YOUR GOAL: Working from the records beneath this line, reproduce each one exactly.

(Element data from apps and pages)
★ ★ ★ ★
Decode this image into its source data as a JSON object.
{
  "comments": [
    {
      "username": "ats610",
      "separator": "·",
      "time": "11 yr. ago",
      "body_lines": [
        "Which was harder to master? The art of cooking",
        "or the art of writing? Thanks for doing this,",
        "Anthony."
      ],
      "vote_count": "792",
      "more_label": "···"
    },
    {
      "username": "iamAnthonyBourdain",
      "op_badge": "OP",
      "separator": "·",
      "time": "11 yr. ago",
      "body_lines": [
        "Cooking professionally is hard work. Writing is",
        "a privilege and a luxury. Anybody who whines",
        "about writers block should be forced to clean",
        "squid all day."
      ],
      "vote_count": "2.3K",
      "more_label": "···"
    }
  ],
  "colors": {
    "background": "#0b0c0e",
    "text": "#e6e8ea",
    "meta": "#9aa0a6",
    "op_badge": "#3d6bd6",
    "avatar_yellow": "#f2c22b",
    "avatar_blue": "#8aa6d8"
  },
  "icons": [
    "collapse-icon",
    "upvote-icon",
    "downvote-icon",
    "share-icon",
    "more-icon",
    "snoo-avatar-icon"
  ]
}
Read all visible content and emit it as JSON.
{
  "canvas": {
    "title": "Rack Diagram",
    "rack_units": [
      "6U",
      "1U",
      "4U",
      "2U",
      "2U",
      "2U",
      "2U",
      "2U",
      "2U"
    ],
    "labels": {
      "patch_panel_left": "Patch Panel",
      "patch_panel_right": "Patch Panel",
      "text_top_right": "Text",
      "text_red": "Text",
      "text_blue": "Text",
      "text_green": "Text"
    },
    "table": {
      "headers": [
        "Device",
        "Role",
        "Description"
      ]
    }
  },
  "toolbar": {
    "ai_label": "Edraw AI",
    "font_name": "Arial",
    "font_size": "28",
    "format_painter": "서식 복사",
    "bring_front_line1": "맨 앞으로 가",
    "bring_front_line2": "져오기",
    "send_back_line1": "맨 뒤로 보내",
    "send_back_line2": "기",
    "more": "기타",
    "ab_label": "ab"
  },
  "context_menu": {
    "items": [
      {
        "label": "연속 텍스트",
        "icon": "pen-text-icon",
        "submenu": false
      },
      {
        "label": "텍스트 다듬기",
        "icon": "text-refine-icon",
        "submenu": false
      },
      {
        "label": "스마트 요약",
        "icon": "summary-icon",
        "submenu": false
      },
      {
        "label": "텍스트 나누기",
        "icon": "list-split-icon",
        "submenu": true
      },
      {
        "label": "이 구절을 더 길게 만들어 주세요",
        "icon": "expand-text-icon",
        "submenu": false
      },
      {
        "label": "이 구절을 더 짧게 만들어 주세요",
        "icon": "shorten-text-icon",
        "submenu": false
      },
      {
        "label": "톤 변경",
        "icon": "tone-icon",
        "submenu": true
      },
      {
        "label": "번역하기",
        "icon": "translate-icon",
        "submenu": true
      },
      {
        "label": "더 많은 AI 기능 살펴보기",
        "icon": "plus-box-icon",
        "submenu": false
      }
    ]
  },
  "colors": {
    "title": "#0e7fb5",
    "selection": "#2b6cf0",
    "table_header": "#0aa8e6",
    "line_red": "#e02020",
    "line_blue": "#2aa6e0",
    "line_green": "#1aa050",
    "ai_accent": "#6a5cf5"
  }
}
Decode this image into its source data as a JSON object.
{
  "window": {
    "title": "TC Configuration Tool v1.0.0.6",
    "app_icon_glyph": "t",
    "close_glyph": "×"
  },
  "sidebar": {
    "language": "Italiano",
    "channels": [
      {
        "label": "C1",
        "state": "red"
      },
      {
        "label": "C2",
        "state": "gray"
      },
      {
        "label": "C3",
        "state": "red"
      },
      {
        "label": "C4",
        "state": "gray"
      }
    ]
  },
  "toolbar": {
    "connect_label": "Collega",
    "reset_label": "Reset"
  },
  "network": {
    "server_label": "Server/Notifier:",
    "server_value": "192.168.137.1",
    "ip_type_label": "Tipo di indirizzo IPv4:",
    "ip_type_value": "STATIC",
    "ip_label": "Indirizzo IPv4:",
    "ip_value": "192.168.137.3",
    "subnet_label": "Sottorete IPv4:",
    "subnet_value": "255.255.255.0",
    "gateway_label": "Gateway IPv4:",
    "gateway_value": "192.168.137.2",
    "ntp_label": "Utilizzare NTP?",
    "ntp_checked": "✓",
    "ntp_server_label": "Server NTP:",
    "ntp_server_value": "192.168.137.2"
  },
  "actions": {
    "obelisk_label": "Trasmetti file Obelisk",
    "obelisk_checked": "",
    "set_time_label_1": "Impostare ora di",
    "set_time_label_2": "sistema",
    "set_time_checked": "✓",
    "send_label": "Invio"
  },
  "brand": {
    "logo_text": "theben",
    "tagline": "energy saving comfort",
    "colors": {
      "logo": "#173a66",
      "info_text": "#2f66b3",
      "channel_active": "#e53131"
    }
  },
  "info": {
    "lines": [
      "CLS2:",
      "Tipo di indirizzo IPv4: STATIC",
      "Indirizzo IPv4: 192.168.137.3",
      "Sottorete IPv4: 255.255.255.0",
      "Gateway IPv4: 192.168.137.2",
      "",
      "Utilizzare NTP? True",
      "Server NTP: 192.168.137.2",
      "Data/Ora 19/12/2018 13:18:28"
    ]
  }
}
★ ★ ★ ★
YOUR RESPONSE:
Decode this image into its source data as a JSON object.
{
  "comments": [
    {
      "username": "ats610",
      "separator": "·",
      "time": "11 yr. ago",
      "body_lines": [
        "Which was harder to master? The art of cooking",
        "or the art of writing? Thanks for doing this,",
        "Anthony."
      ],
      "vote_count": "792",
      "more_label": "···"
    },
    {
      "username": "iamAnthonyBourdain",
      "op_badge": "OP",
      "separator": "·",
      "time": "11 yr. ago",
      "body_lines": [
        "Cooking professionally is hard work. Writing is",
        "a privilege and a luxury. Anybody who whines",
        "about writers block should be forced to clean",
        "squid all day."
      ],
      "vote_count": "2.3K",
      "more_label": "···"
    }
  ],
  "colors": {
    "background": "#0b0c0e",
    "text": "#e6e8ea",
    "meta": "#9aa0a6",
    "op_badge": "#3d6bd6",
    "avatar_yellow": "#f2c22b",
    "avatar_blue": "#8aa6d8"
  },
  "icons": [
    "collapse-icon",
    "upvote-icon",
    "downvote-icon",
    "share-icon",
    "more-icon",
    "snoo-avatar-icon"
  ]
}
Read all visible content and emit it as JSON.
{
  "canvas": {
    "title": "Rack Diagram",
    "rack_units": [
      "6U",
      "1U",
      "4U",
      "2U",
      "2U",
      "2U",
      "2U",
      "2U",
      "2U"
    ],
    "labels": {
      "patch_panel_left": "Patch Panel",
      "patch_panel_right": "Patch Panel",
      "text_top_right": "Text",
      "text_red": "Text",
      "text_blue": "Text",
      "text_green": "Text"
    },
    "table": {
      "headers": [
        "Device",
        "Role",
        "Description"
      ]
    }
  },
  "toolbar": {
    "ai_label": "Edraw AI",
    "font_name": "Arial",
    "font_size": "28",
    "format_painter": "서식 복사",
    "bring_front_line1": "맨 앞으로 가",
    "bring_front_line2": "져오기",
    "send_back_line1": "맨 뒤로 보내",
    "send_back_line2": "기",
    "more": "기타",
    "ab_label": "ab"
  },
  "context_menu": {
    "items": [
      {
        "label": "연속 텍스트",
        "icon": "pen-text-icon",
        "submenu": false
      },
      {
        "label": "텍스트 다듬기",
        "icon": "text-refine-icon",
        "submenu": false
      },
      {
        "label": "스마트 요약",
        "icon": "summary-icon",
        "submenu": false
      },
      {
        "label": "텍스트 나누기",
        "icon": "list-split-icon",
        "submenu": true
      },
      {
        "label": "이 구절을 더 길게 만들어 주세요",
        "icon": "expand-text-icon",
        "submenu": false
      },
      {
        "label": "이 구절을 더 짧게 만들어 주세요",
        "icon": "shorten-text-icon",
        "submenu": false
      },
      {
        "label": "톤 변경",
        "icon": "tone-icon",
        "submenu": true
      },
      {
        "label": "번역하기",
        "icon": "translate-icon",
        "submenu": true
      },
      {
        "label": "더 많은 AI 기능 살펴보기",
        "icon": "plus-box-icon",
        "submenu": false
      }
    ]
  },
  "colors": {
    "title": "#0e7fb5",
    "selection": "#2b6cf0",
    "table_header": "#0aa8e6",
    "line_red": "#e02020",
    "line_blue": "#2aa6e0",
    "line_green": "#1aa050",
    "ai_accent": "#6a5cf5"
  }
}
Decode this image into its source data as a JSON object.
{
  "window": {
    "title": "TC Configuration Tool v1.0.0.6",
    "app_icon_glyph": "t",
    "close_glyph": "×"
  },
  "sidebar": {
    "language": "Italiano",
    "channels": [
      {
        "label": "C1",
        "state": "red"
      },
      {
        "label": "C2",
        "state": "gray"
      },
      {
        "label": "C3",
        "state": "red"
      },
      {
        "label": "C4",
        "state": "gray"
      }
    ]
  },
  "toolbar": {
    "connect_label": "Collega",
    "reset_label": "Reset"
  },
  "network": {
    "server_label": "Server/Notifier:",
    "server_value": "192.168.137.1",
    "ip_type_label": "Tipo di indirizzo IPv4:",
    "ip_type_value": "STATIC",
    "ip_label": "Indirizzo IPv4:",
    "ip_value": "192.168.137.3",
    "subnet_label": "Sottorete IPv4:",
    "subnet_value": "255.255.255.0",
    "gateway_label": "Gateway IPv4:",
    "gateway_value": "192.168.137.2",
    "ntp_label": "Utilizzare NTP?",
    "ntp_checked": "✓",
    "ntp_server_label": "Server NTP:",
    "ntp_server_value": "192.168.137.2"
  },
  "actions": {
    "obelisk_label": "Trasmetti file Obelisk",
    "obelisk_checked": "",
    "set_time_label_1": "Impostare ora di",
    "set_time_label_2": "sistema",
    "set_time_checked": "✓",
    "send_label": "Invio"
  },
  "brand": {
    "logo_text": "theben",
    "tagline": "energy saving comfort",
    "colors": {
      "logo": "#173a66",
      "info_text": "#2f66b3",
      "channel_active": "#e53131"
    }
  },
  "info": {
    "lines": [
      "CLS2:",
      "Tipo di indirizzo IPv4: STATIC",
      "Indirizzo IPv4: 192.168.137.3",
      "Sottorete IPv4: 255.255.255.0",
      "Gateway IPv4: 192.168.137.2",
      "",
      "Utilizzare NTP? True",
      "Server NTP: 192.168.137.2",
      "Data/Ora 19/12/2018 13:18:28"
    ]
  }
}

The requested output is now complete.